Many laws and regulations exist to help local emergency managers deal with hazardous material spills, search and rescue operations, medical crises, etc., but there are few guidelines dealing with the specifics of hazardous weather response. The National Weather Service recognized this need and designed StormReady to help communities of all kinds implement procedures to reduce the potential for disastrous weather-related consequences. To be recognized as StormReady, communities must meet guidelines established by the National Weather Service in partnership with federal, state, and local emergency management professionals.
Benefits of Your Community Becoming StormReady
The StormReady program encourages communities to take a proactive approach to improving local hazardous weather operations. The program is a "win" situation for everyone involved: community leaders; the NWS; emergency managers; and, the general public. Here are just a few of the benefits your community will realize once you become StormReady:
- Improves the timeliness and effectiveness of hazardous weather warnings for the public.
- Provides detailed and clear recommendations which will help local emergency managers establish and improve effective hazardous weather operations. It can also help justify costs and purchases needed to support hazardous mitigation and emergency response plans.
- Rewards local hazardous weather mitigation programs that have achieved a desired performance level.
- Provides a means to possibly acquire additional Community Rating System points assigned by the National Flood Insurance Program (NFIP).
- Provides an image incentive to communities, which once recognized, can identify themselves as being StormReady.
- StormReady can help ensure your community is prepared for other civil emergencies.
What it Takes to Become StormReady

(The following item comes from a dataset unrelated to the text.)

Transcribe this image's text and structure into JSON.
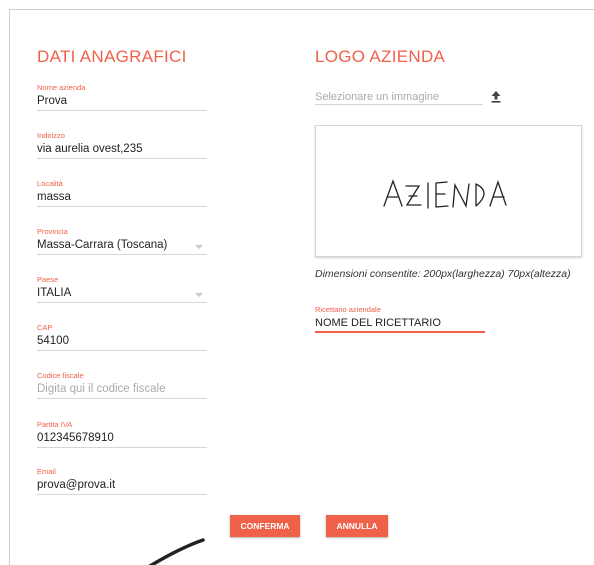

StormReady is a voluntary program. There is no cost to apply. Your community may need to upgrade your emergency preparedness operations to meet StormReady program guidelines. Established emergency management programs should incur little or no additional expense. The Warning Coordination Meteorologist at your local NWS forecast office will gladly help you with the process. Here is what needs to get done:
- Incorporate your community's severe weather threats into your community's hazard mitigation and emergency response plans.
- Establish a 24-hour Warning Point and Emergency Operations Center.
- Establish multiple ways to receive severe weather warnings and forecasts and to alert the public.
- Create a system that monitors weather conditions locally.
- Promote the importance of public readiness through community seminars, severe weather spotter training and by conducting emergency exercises.
Learn more about the StormReady Program.